(Items listed in a dataset)
*****

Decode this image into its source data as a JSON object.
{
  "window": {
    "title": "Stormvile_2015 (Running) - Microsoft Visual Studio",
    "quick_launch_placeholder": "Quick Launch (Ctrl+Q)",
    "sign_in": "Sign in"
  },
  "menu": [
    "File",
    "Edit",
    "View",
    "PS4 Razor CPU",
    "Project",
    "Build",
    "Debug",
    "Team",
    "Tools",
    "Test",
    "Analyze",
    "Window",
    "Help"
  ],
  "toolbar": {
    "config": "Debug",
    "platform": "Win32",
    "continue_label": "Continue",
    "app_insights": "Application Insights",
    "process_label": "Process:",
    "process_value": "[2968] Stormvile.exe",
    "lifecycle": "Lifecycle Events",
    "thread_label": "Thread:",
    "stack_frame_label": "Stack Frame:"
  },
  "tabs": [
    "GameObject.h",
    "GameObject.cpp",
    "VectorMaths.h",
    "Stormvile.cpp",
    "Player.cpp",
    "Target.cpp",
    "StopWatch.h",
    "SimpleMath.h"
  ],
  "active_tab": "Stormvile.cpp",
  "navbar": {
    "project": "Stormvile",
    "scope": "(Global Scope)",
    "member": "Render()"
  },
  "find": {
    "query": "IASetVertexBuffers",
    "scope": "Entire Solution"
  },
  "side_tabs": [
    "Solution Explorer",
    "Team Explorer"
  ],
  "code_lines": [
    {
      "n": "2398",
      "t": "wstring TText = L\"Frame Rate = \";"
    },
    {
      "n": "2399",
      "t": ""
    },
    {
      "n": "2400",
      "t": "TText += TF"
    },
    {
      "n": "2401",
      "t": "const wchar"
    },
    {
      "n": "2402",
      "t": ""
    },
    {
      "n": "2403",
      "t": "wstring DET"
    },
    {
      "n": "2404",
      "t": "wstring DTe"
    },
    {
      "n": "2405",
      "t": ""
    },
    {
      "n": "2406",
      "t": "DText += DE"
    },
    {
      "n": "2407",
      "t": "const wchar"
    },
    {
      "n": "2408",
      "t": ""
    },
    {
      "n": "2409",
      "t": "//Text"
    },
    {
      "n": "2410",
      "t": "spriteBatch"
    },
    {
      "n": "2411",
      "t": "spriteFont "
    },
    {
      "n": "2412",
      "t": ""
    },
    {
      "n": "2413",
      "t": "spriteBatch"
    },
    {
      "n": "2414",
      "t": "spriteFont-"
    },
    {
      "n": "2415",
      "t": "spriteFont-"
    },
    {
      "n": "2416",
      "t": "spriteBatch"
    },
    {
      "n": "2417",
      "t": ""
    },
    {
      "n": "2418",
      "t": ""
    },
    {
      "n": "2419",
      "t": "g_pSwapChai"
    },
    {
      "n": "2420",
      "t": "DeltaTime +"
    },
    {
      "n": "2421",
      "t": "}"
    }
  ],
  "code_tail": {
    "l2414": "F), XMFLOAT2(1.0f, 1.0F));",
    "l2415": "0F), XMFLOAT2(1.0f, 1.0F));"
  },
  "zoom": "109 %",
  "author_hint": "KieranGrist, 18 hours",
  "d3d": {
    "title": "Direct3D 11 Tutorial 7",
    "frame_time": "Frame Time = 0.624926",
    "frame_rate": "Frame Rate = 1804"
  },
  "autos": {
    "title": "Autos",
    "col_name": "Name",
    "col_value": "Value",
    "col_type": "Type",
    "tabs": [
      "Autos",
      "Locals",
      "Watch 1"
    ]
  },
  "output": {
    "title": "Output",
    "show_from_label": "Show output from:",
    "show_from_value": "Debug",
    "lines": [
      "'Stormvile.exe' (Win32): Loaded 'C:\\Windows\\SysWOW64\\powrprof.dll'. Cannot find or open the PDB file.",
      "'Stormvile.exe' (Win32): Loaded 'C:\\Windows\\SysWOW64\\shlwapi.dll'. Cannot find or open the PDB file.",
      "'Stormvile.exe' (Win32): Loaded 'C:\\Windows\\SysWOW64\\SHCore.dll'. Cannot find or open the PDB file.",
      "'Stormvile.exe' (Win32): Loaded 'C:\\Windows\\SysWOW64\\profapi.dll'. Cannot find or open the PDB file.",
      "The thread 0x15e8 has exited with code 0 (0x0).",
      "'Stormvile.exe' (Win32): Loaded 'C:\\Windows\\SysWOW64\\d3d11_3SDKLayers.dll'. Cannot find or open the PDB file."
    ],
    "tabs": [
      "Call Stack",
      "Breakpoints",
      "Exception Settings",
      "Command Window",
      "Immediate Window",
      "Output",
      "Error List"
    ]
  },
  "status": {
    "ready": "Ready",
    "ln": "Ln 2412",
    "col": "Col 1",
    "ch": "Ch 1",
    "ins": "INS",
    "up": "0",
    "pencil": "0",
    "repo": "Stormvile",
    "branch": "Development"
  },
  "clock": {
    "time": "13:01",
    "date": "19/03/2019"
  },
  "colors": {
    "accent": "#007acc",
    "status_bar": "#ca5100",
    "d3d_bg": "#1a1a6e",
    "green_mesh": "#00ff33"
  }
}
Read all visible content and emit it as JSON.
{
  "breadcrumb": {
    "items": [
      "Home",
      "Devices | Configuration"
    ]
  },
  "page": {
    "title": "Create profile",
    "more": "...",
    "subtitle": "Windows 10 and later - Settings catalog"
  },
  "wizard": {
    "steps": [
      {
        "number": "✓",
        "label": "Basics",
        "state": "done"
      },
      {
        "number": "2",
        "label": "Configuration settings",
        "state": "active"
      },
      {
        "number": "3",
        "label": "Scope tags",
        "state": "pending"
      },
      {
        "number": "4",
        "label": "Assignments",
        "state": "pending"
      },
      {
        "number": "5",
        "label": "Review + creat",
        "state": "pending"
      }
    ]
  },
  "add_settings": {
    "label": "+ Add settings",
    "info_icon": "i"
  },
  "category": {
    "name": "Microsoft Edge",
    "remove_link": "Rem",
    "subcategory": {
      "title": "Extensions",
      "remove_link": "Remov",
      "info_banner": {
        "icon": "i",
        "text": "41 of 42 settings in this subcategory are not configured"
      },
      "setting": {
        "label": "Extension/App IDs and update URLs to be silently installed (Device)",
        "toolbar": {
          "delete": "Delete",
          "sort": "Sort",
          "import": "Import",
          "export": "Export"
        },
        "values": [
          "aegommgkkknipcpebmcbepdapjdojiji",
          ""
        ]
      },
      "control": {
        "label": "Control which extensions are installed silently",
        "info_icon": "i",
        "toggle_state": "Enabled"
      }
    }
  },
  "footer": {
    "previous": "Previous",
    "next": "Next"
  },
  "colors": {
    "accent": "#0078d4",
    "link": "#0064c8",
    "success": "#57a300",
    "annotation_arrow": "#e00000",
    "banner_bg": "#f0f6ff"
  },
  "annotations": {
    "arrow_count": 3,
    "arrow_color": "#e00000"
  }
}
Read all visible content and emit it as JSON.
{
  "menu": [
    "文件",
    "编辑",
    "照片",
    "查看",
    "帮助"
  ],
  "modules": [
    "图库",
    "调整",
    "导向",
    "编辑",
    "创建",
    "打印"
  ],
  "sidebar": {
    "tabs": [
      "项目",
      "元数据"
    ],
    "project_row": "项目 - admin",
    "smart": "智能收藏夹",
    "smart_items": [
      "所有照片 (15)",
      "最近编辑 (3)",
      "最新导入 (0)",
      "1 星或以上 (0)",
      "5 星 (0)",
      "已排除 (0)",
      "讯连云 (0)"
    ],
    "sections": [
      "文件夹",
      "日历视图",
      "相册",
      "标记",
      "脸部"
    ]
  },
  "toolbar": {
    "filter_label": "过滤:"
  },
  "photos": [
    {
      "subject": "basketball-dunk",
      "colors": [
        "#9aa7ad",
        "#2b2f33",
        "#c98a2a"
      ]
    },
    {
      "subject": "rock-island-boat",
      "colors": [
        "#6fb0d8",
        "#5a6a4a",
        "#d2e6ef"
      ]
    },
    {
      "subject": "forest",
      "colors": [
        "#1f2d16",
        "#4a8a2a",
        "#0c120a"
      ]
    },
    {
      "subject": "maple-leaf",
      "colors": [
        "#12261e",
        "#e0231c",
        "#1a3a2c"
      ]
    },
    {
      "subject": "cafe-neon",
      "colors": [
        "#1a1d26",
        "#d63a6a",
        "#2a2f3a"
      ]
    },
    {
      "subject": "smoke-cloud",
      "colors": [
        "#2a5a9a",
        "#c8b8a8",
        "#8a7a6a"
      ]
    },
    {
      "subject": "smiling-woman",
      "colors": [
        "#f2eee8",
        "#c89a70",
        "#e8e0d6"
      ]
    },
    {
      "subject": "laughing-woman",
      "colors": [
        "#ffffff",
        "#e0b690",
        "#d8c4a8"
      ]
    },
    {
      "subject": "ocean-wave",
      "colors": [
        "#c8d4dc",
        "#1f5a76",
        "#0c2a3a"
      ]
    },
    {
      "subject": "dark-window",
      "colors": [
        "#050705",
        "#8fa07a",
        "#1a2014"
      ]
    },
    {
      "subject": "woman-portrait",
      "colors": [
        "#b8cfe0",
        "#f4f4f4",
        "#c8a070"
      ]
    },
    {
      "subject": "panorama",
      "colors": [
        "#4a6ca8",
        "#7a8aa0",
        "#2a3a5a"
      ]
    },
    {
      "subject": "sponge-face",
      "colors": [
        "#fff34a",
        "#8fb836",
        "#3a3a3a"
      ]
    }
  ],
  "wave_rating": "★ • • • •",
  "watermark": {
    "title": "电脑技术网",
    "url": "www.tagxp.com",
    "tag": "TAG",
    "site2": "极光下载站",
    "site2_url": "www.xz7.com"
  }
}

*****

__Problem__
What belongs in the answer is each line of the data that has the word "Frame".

__Solution to this task__
    "stack_frame_label": "Stack Frame:"
      "t": "wstring TText = L\"Frame Rate = \";"
    "frame_time": "Frame Time = 0.624926",
    "frame_rate": "Frame Rate = 1804"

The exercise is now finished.